Scan the lines below and report each one containing "互联网公开数据" by copying it.

**Page and application data records:**
——————

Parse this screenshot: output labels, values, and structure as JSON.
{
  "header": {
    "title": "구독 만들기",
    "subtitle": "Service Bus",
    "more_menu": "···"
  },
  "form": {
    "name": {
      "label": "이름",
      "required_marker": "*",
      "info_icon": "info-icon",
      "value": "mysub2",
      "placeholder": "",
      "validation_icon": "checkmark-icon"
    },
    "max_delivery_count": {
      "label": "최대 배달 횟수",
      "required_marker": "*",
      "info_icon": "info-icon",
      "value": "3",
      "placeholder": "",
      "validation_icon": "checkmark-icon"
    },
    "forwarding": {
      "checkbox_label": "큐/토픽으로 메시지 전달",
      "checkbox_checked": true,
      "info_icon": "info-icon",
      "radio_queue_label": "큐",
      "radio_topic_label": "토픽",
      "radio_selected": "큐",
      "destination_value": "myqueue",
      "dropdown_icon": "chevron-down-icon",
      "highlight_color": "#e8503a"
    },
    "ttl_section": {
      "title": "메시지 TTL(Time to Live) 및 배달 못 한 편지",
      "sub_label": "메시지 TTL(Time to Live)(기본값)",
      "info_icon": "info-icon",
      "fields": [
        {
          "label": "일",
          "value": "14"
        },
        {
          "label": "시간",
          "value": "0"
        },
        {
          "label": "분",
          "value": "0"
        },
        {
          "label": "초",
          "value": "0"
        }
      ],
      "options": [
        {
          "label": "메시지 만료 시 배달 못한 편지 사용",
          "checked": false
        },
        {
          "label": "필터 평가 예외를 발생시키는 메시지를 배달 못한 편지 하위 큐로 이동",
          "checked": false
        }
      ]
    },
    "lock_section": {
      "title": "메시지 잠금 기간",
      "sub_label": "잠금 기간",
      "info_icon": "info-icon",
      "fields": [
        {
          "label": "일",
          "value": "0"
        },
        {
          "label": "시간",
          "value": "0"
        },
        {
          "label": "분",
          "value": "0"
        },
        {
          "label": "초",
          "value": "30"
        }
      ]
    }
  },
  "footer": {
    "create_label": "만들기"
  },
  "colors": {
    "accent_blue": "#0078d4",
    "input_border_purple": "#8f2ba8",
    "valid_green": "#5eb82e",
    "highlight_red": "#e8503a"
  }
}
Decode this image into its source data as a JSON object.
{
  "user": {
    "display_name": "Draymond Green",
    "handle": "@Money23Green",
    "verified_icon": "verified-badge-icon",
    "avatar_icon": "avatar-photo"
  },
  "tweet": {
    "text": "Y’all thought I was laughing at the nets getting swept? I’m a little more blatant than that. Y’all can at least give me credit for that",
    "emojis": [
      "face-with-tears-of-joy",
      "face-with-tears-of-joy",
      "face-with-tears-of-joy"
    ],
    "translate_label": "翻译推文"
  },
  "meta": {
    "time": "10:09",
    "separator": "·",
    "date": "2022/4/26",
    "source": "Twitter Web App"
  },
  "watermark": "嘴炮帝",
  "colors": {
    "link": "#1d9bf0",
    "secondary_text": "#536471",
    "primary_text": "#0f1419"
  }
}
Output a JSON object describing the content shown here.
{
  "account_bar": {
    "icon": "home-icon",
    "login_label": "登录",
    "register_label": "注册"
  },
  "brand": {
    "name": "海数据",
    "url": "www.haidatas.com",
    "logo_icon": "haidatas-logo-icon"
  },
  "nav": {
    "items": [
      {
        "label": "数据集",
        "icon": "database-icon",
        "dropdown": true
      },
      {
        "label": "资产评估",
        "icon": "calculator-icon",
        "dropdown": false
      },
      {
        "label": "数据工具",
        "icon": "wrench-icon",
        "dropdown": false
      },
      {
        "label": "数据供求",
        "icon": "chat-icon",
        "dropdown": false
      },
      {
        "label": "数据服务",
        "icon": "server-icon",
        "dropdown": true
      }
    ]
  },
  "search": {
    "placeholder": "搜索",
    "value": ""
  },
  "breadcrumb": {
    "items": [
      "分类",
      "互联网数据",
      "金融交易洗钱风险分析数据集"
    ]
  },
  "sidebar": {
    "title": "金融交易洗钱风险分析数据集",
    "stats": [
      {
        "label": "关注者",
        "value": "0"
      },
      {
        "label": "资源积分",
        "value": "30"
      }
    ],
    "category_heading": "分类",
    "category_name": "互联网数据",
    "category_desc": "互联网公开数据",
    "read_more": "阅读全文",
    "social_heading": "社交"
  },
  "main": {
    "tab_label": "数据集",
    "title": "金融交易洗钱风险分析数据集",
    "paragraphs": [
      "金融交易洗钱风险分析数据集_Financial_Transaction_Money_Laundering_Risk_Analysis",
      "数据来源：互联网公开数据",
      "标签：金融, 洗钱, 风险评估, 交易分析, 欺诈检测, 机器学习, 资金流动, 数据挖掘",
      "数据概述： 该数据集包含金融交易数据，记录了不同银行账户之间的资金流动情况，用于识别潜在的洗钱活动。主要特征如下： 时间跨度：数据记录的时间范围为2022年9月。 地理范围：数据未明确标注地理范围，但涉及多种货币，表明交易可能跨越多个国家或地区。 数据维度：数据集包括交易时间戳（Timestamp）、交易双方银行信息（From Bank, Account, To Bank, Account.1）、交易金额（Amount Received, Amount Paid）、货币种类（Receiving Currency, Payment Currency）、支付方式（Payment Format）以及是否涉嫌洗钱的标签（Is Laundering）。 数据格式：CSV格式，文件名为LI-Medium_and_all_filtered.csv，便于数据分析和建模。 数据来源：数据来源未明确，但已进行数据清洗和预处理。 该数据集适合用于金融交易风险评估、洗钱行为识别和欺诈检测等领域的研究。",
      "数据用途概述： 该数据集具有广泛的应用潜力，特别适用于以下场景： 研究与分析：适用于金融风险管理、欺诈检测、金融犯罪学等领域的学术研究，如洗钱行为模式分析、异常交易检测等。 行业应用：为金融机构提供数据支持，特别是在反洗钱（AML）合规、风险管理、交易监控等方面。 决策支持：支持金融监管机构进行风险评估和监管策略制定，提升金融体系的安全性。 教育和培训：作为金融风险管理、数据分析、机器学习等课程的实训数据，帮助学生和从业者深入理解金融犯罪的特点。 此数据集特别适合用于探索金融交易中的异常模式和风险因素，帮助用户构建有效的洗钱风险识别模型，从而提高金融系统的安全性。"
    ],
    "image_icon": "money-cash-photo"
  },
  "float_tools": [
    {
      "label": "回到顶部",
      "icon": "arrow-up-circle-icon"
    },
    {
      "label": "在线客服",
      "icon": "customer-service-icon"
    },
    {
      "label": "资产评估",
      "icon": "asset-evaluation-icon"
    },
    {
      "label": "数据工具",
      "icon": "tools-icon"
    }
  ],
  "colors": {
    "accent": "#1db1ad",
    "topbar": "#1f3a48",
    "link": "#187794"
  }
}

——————

**Exercise solution:**
    "category_desc": "互联网公开数据",
      "数据来源：互联网公开数据",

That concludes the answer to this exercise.